Millan says that the new album is, more than anything, an album, a cohesive piece of work built to be listened to in total.
“Every song that we write ends up influencing the next song we are going to write. To me it’s less about cohesion than it is about being different,” she says. “It’s about trying not to repeat yourself. Sometimes the first couple of songs will affect the record, but the first song we wrote for this record was Genova Heights, which, I think, is completely on its own. It’s sort of a different, disco Steely Dan kind of thing. But when In Our Bedroom After the War was written, we knew that song was going to be the last song on the record and this was going to be how we end it. It has such an epic feel to it so a lot of stuff started drawing from there, so we had to build into the last song. But really it’s a song-by-song process with each of them affecting the other. Then you have seven songs and you think, what does the record need right now- Midnight Coward was the last song we wrote and I was like, we do not have enough songs where Torquil and I are singing together. So I aimed to make a song so he and I could have a story together. But it’s really collaborative; it’s all of us in a room together working it out.
“I don’t think we’ll move away from that. I think that is how we grew up, it’s the music we grew up on, it’s what we know, it’s what we listen to, it’s what we fell in love with in terms of music. We’re just not of the generation of singles, so it’s definitely going to affect our career and the kind of music we make. For the next record, I would really like it to fit on just one vinyl. All I listen to now is vinyl and I would just love to be like ‘this is the record’ – it’s not a double record with 64 minutes of music. That’s what I’m excited about in terms of the future.”

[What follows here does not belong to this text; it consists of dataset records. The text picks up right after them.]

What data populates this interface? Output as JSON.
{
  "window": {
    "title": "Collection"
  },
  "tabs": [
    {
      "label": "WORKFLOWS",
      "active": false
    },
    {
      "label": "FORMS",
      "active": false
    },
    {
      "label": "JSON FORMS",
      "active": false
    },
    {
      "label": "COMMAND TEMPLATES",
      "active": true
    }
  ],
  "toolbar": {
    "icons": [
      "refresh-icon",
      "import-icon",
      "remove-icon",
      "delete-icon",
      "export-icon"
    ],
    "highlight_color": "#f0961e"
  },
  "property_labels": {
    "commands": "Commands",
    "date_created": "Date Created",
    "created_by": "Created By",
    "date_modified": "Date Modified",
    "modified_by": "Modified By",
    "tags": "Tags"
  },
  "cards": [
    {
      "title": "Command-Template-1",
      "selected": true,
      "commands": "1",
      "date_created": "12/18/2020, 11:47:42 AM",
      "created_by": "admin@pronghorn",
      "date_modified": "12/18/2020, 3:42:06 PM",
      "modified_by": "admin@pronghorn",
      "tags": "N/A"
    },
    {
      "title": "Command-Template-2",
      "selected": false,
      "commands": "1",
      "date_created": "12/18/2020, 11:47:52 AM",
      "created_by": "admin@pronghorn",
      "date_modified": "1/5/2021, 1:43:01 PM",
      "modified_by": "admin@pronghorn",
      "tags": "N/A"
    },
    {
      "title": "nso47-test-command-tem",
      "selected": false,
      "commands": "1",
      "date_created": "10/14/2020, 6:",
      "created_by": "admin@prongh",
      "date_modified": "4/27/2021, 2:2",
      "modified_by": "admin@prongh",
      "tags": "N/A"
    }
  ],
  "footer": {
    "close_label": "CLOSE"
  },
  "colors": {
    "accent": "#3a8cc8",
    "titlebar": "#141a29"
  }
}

WHAT: In Our Bedroom After the War through Arts & Crafts/Shiny / Play Spectrum / Play St. Jerome’s Laneway Festival, Circular Quay
WHEN: Out now / Tuesday 26 February, Wednesday 27 (two nights) / Sunday 2 March
Broken Social Scene family tree
Confused by all the different names littered throughout the stars story- Well, let’s clarify them a little, shall we- BSS members’ names are in bold.
Brendan Canning founded BSS with Kevin Drew, is also in Valley of the Giants with Charles Spearin and members of instrumental post-rock group Godspeed You! Black Emperor. Drew was formally in the band KC Accidental with Spearin. Spearin is also in the instrumental post-rock Do Make Say Think, with Julie Penner and Ohad Benchetrit, who share a label with GY!BE. Drew dates Leslie Feist, who is also an award-winning soloist. Feist invited Andrew Whiteman to join BSS, which created the first proper BSS line-up. On top of all this, Jason Collett is also a successful solo artist, Emily Haines and James Shaw are also in New Wave/indie rock group Metric, Evan Cranley, Amy Millan and Torquil Campbell are in indie rock group Stars, John Crossingham is in indie rock group Raising The Fawn and Lisa Lobsinger is in indie pop group Reverie Sound System. Now that’s one hell of a band.